Among the figures explored in the issue are such international twentieth-century literary, critical, cinematic, and analytic masters as Jack London, André Breton, Aldous Huxley, D.H. Lawrence, W.B. Yeats, Paul Claudel, Simone de Beauvoir, Jean Renoir, Franòois Truffaut, Sigmund Freud, Jacques Lacan, and Octave Mannoni. Also included are such rediscovered minority figures as Zora Neale Hurston, so-called "godmother" of the most prominent contemporary African-American women writers, and Henry Blake Fuller, a once celebrated realistic novelist whose unique gay perspective and neglected experimental works are only now being critically appreciated.
The movements and developments in modern culture discussed in the issue are various and fundamental to any understanding of modern culture. They include: critical humanism, aesthetic decadence, naturalism, surrealism, the women's movement, gay liberation, the literary and cultural politics of intellectual elites, the Harlem Renaissance, avant garde French cinema, and influential anti-colonialist revisions of psychoanalytic discourses on modern culture. While there are undoubtedly somewhat more theoretical contributions in this special issue than usual for JML, all of the contributions treat their object of analysis—literary work, film, modern culture at large—after the model of Freud himself: as a symptomatic text like the dream-work which betrays, under the close reader's eye, the significance of its symptoms.

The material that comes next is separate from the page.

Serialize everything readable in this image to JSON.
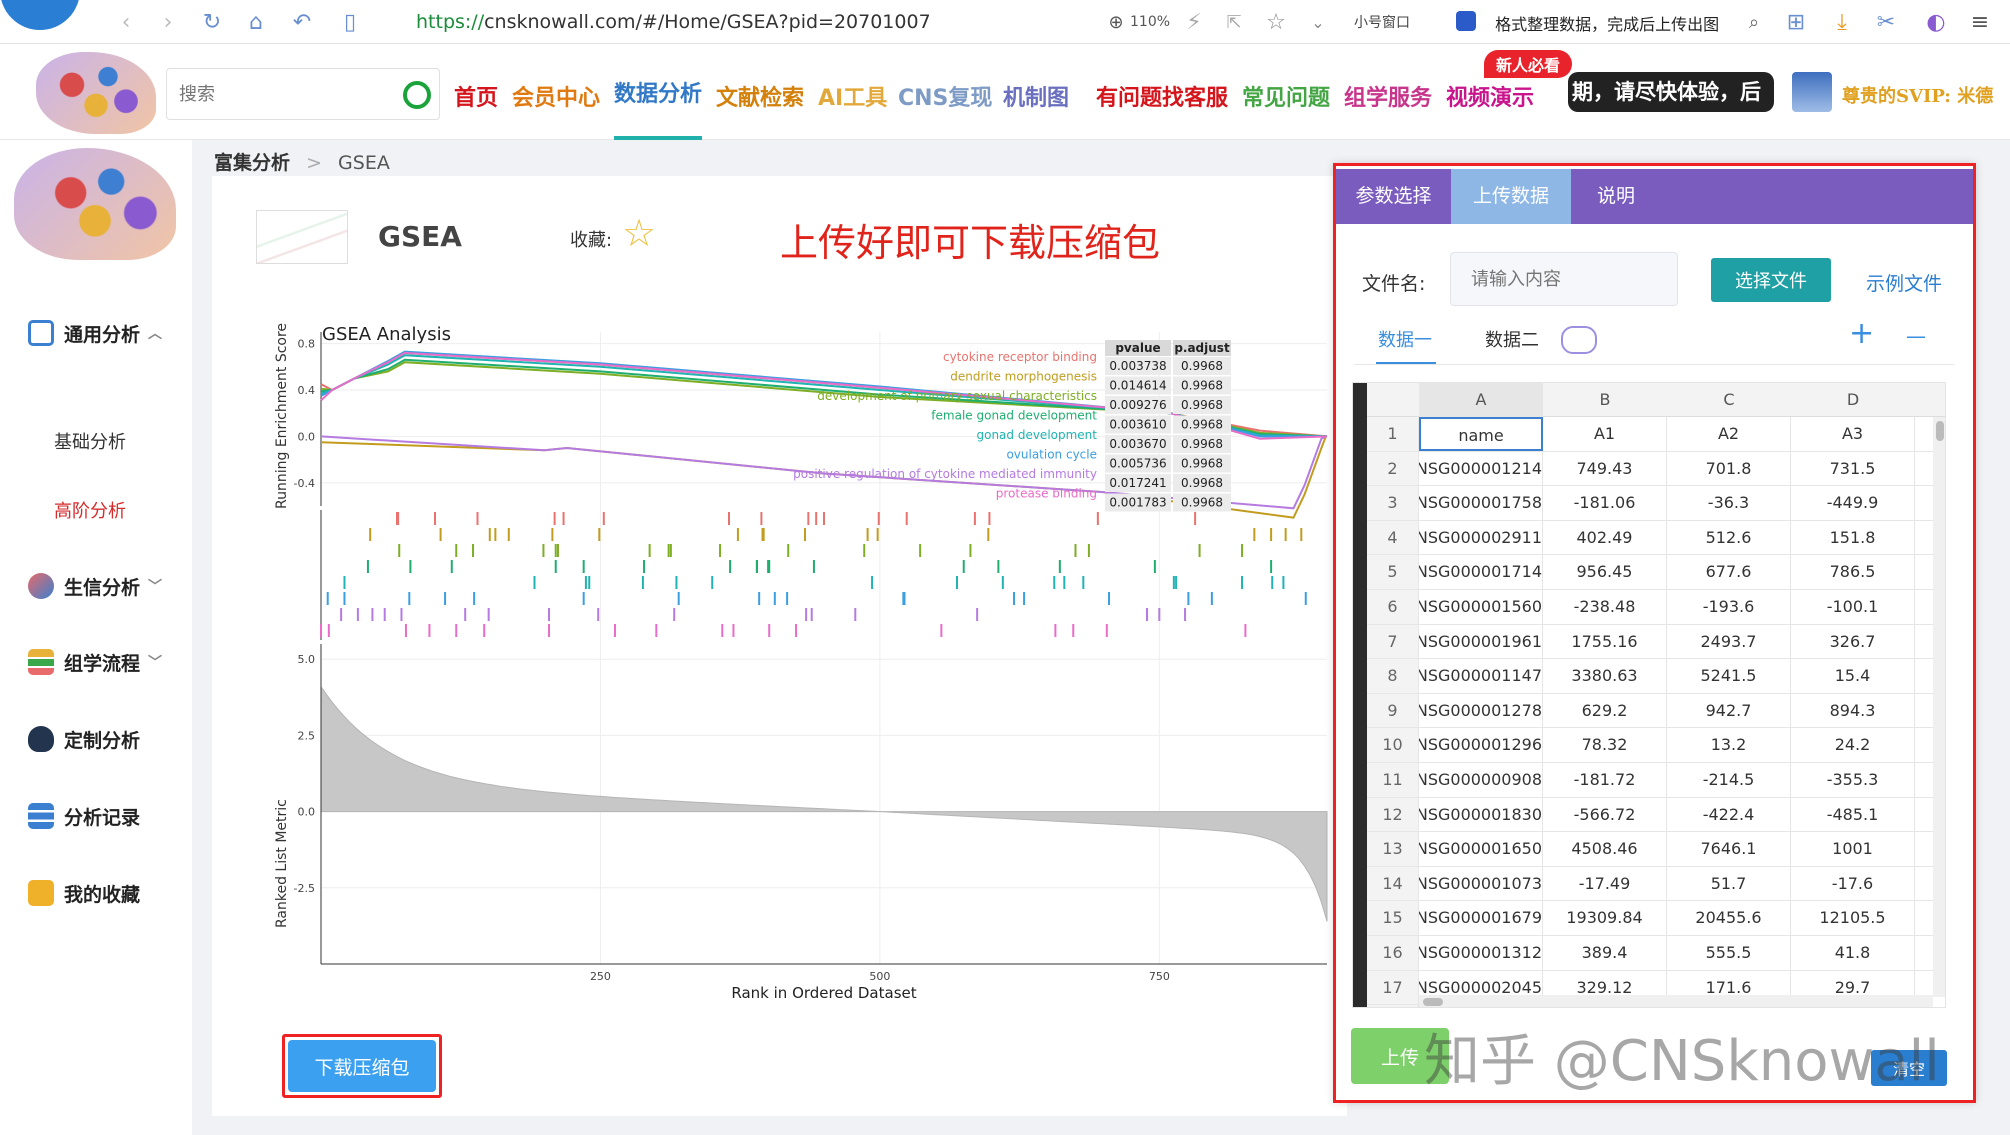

My main title, "Global Freud," refers, first, to what I take to be the unassailable fact of contemporary life, viz., that along with the world-wide ascendancy of American power (military, economic, cultural), the many versions of Freud and his invention, psychoanalysis, have been transmitted via the telecommunication media, as well as the more traditional media of print and publishing. Freud's vocabulary alone—of Freudian slips, repression, regression, character types, adjustment to reality, what he termed the entire psychopathology of everyday life—has become embedded, ironically enough, in the English language, now the international lingua franca. It is, of course, this historical development that makes possible the formation of psychoanalytic cultures in the first place.

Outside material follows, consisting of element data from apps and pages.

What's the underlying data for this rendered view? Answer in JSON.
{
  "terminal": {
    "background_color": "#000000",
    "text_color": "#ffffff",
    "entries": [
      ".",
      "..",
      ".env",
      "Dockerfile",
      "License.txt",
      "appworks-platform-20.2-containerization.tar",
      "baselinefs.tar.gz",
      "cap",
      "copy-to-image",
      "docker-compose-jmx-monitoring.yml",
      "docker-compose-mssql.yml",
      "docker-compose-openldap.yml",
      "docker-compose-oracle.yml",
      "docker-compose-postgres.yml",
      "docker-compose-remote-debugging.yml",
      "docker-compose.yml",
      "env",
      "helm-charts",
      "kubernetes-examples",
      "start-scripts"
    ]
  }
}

Second, beyond this curious mediation of linguistic and cultural transmission, the examples of psychoanalytic institutes and associations, of psychoanalytic identity-politics, have provided efficacious models and programs for intellectual groups, with international, not to say global aspirations, that would not (or could not) follow a fully explicit revolutionary political model. This exemplary function of psychoanalytic politics informs both the substance of the critical discussions in this issue and their underlying assumptions. [End Page v]
Whatever else Freud may have taught us, therefore, he also taught us both how effective an intellectual elite, internationally positioned and well-traveled, can be in producing a pervasive cultural influence and, as the essays begin particularly to detail, how to think about the relation between such modern group psychology and the analysis of the individual ego. The adjective "global" in my main title means also, then, to underscore the all-encompassing nature of Freudian influence in this sense.
Finally, of course, "Global Freud" alludes to the evident "world-historical" procession of psychoanalysis, in tandem with Modernist culture, pursuing a particularly identifiable course, which goes from the Continent to England and North America, and then moves on to South America, and from there, virtually, everywhere...